Information given below:
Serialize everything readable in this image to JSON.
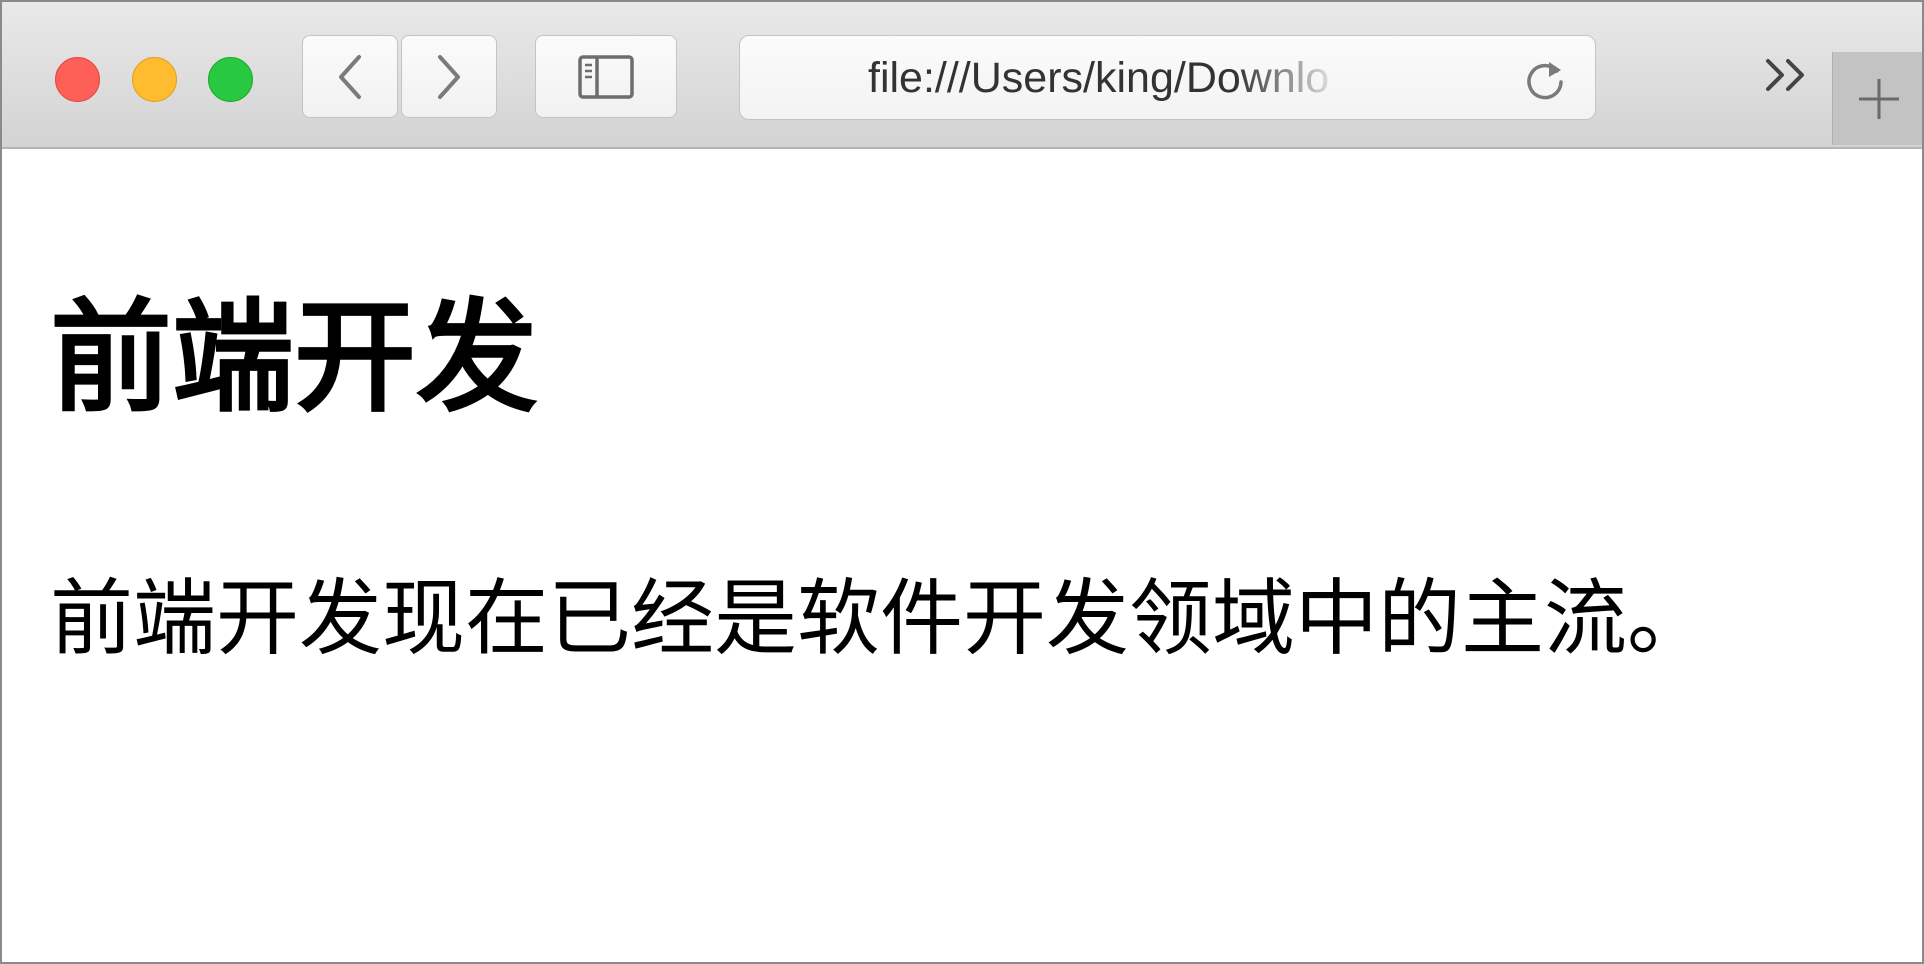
{
  "browser": {
    "address_bar": {
      "url": "file:///Users/king/Downloads"
    },
    "toolbar": {
      "back_icon": "chevron-left-icon",
      "forward_icon": "chevron-right-icon",
      "sidebar_icon": "sidebar-icon",
      "reload_icon": "reload-icon",
      "overflow_icon": "double-chevron-right-icon",
      "new_tab_icon": "plus-icon"
    },
    "traffic_lights": {
      "close_color": "#fe5f57",
      "minimize_color": "#febc2e",
      "maximize_color": "#28c840"
    }
  },
  "page": {
    "heading": "前端开发",
    "paragraph": "前端开发现在已经是软件开发领域中的主流。"
  }
}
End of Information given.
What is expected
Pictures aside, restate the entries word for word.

Task result
Serialize everything readable in this image to JSON.
{
  "browser": {
    "address_bar": {
      "url": "file:///Users/king/Downloads"
    },
    "toolbar": {
      "back_icon": "chevron-left-icon",
      "forward_icon": "chevron-right-icon",
      "sidebar_icon": "sidebar-icon",
      "reload_icon": "reload-icon",
      "overflow_icon": "double-chevron-right-icon",
      "new_tab_icon": "plus-icon"
    },
    "traffic_lights": {
      "close_color": "#fe5f57",
      "minimize_color": "#febc2e",
      "maximize_color": "#28c840"
    }
  },
  "page": {
    "heading": "前端开发",
    "paragraph": "前端开发现在已经是软件开发领域中的主流。"
  }
}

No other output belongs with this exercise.